In reviewing two scholarly books on Hasidism, one is immediately confronted with a world that is complex, intensely spiritual, mystical, and other-world focused — a far cry from the Chelm-like dancing Hasidic world often portrayed in the movies. But it is also a world that is very typical for any new “movement,” and thus is also different from the always pious and psychologically insightful image often conveyed from classic Hasidic tales we are used to reading or hearing from countless Jewish speakers.

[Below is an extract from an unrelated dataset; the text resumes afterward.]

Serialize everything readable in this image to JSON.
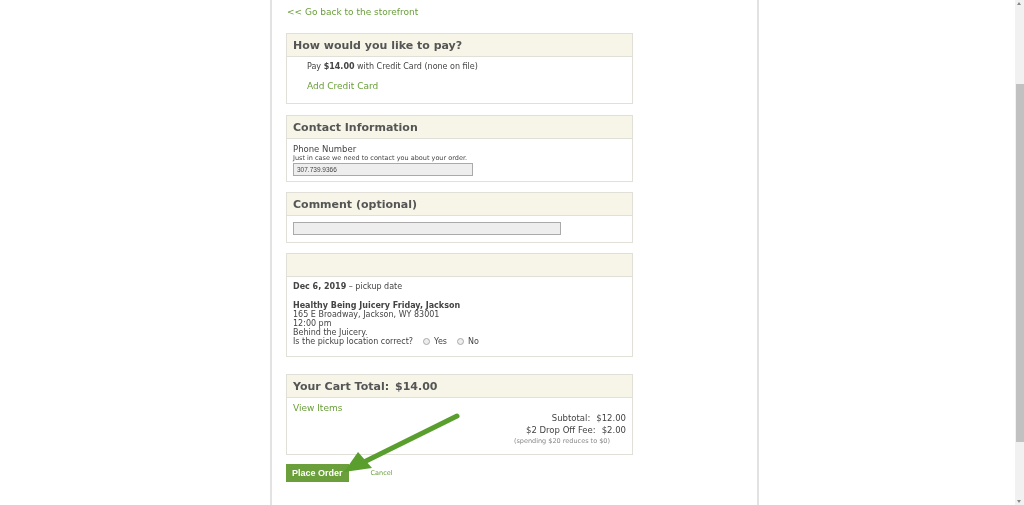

Rachel Elior’s The Mystical Origins of Hasidism grapples with not only the historical and sociological milieu of the development and growth of Hasidism, but most importantly focuses on its theological and mystical foundations. Framed within a perspective of the earlier Kabbalists and the rise and fall/apostasy of Shabetai Tsevi with its enormous and far reaching impact on world Jewry, Elior gives the reader a glimpse into the world of Hasidism as conceptualized by the Baal Shem Tov, Dov Baer of Mezhirech, Elimelech of Lyzhansk, Jacob Joseph of Polonnoye, Shneur Zalman of Lyady, Nachman of Bratslav, The Seer of Lublin, and Menahem Mendel of Kotzk to name but a few. Chapters on the Hasidic concept of language, the unity of opposites, and transcending being are particularly complex. One wonders whether these perspectives were ever really part of the day-to-day inner thinking of the “average” Hasid. Elior’s perspectives on the development of the role and functions of the Tsadik as the two-way bridge between the mundane and the spiritual (the community and G‑d) are fascinating. Her chapter “Mystical Spirituality and Autonomous Leadership” gives profound insights into the threat that Hasidic thinking posed to the established traditional/mitnagidic authorities. And views from well-known and highly regarded Hasidic masters of the 18th and 19th centuries that Elior cites on such issues as: autonomy of judgment; our ability to ascertain “truth”; who has real knowledge of the Divine will; and, change in traditions and traditional interpretations in response to communal needs and the current times might well sound shockingly modern and compatible with non-Orthodox denominational approaches to tradition and Halacha.
Glenn Dynner’s book focuses on the historical development of Hasidism in Central Poland from the mid 18th century into the mid 19th century. The enormous range of the documents available to him from Hasidic, non-Hasidic, anti-Hasidic and Polish, non- Jewish sources of this period helps Dynner paint a fascinating portrait of Hasidism and its prominent zadikkim, one that is quite a bit less “other-worldly” focused than Elior presents. Here we see power brokers and community builders, successfully battling assaults from their non-Hasidic co-religionists as well as from the anti-religious Maskilim— and succeeding on many levels. You’ll read with wonderment about how key Hasidic figures fought off attempts to block their development of synagogues, study houses, or informal “synagogues” without having obtained prior appropriate regulatory approvals. They rallied as well against assaults claiming everything from unholy and/or raucous behavior to excessive focus on snaring the coffers of far-too vulnerable adolescents and young women. Dynner has fascinating sections on the abilities of Hasidic leaders to gain support with both the Jewish mercantile society and within the non-Jewish, Polish governing authorities. Varying approaches to creating dynasties, succession strategies, and facilitating the most important marriages for themselves or their children to strengthen and/or create claims for important Yichus, are also discussed. Dynner even delves into the dominant role that the printing of Hasidic texts had on the overall face of Jewish printing and publications during this period. Appendices, bibliography, glossary, indexes, and notes.